Which Moses, David, Solomon have used,
How can I tell thee when I love thee best?
In rapture or repose? how shall I say?
I only know I love thee every way,
Plumed for love's flight, or folded in love's nest.
â??...here thy generations endeth in accord.â?
I physically resemble my mother
And father and therefore must have been
Ch 02 The Morals Of Dervishes Story 47
A padshah was casting a glanced of contempt upon a company of dervishes and one of them, understanding by his sagacity the meaning of it, said: â??O king, in this world we are inferior to thee in dignity but more happy in life. In death we are equal and in the resurrection superior to thee.â??
Though the master of a country may have enjoyment
And the dervish may be in need of bread
The Crown Of Empire
Free is the wind that lashes into foam
The fortress waves that gird the Sea-Kingâ??s home
And free the war-worn Flag that is our fame
That fear, nor treason, nor the Storm-Godâ??s might,
George Essex Evans
Here We Are!
Here we are, Britain! the finest and best of us
Taking our coats off and rolling our sleeves,
Answering the thoughtless that once made a jest of us,
Each man a soldier for what he believes.
Edgar Albert Guest
The Bundle Of Sticks
To his sons, who fell out, father spake:
"This Bundle of Sticks you can't break;
Take them singly, with ease,
You may break as you please,
The Priests Of Ireland
YOU have waited, Priests of Ireland, until the hour was late:
You have stood with folded arms until 'twas askedâ??Why do they wait?
By the fever and the famine you have seen your flocks grow thin,
Till the whisper hissed through Ireland that your silence was a sin.
John Boyle O'reilly
This admirable gadget, when it is

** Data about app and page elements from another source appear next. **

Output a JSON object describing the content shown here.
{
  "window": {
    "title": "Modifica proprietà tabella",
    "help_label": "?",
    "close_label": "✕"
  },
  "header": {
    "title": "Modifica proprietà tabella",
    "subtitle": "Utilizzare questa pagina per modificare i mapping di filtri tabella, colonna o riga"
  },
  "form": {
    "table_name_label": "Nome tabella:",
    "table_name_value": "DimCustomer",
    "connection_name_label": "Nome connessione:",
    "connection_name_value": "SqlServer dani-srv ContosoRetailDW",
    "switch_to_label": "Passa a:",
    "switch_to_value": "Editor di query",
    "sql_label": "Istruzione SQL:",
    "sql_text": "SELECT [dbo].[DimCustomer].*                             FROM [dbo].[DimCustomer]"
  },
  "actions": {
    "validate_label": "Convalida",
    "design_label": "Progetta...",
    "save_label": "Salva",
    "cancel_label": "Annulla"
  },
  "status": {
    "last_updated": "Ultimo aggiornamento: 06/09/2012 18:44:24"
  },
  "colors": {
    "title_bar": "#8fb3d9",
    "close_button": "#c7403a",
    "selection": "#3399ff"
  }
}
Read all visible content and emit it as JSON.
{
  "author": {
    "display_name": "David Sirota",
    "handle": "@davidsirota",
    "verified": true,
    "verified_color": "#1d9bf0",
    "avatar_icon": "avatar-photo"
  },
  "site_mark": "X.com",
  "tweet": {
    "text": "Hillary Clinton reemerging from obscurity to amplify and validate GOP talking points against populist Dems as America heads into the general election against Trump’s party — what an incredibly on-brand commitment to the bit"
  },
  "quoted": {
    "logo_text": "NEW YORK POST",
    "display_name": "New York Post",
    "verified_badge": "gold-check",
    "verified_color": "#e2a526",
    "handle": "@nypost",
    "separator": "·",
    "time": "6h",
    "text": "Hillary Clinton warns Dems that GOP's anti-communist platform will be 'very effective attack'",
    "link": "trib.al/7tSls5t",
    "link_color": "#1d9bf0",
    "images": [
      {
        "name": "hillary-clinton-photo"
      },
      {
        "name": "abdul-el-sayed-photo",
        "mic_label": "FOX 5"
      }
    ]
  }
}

Wound on a string and spun with steady force,
Maintains its balance on most any smooth
Surface, pleasantly humming as it goes.
Queen Mab: Part Iv.
'How beautiful this night! the balmiest sigh,
Which vernal zephyrs breathe in evening's ear,
Were discord to the speaking quietude
That wraps this moveless scene. Heaven's ebon vault,
Percy Bysshe Shelley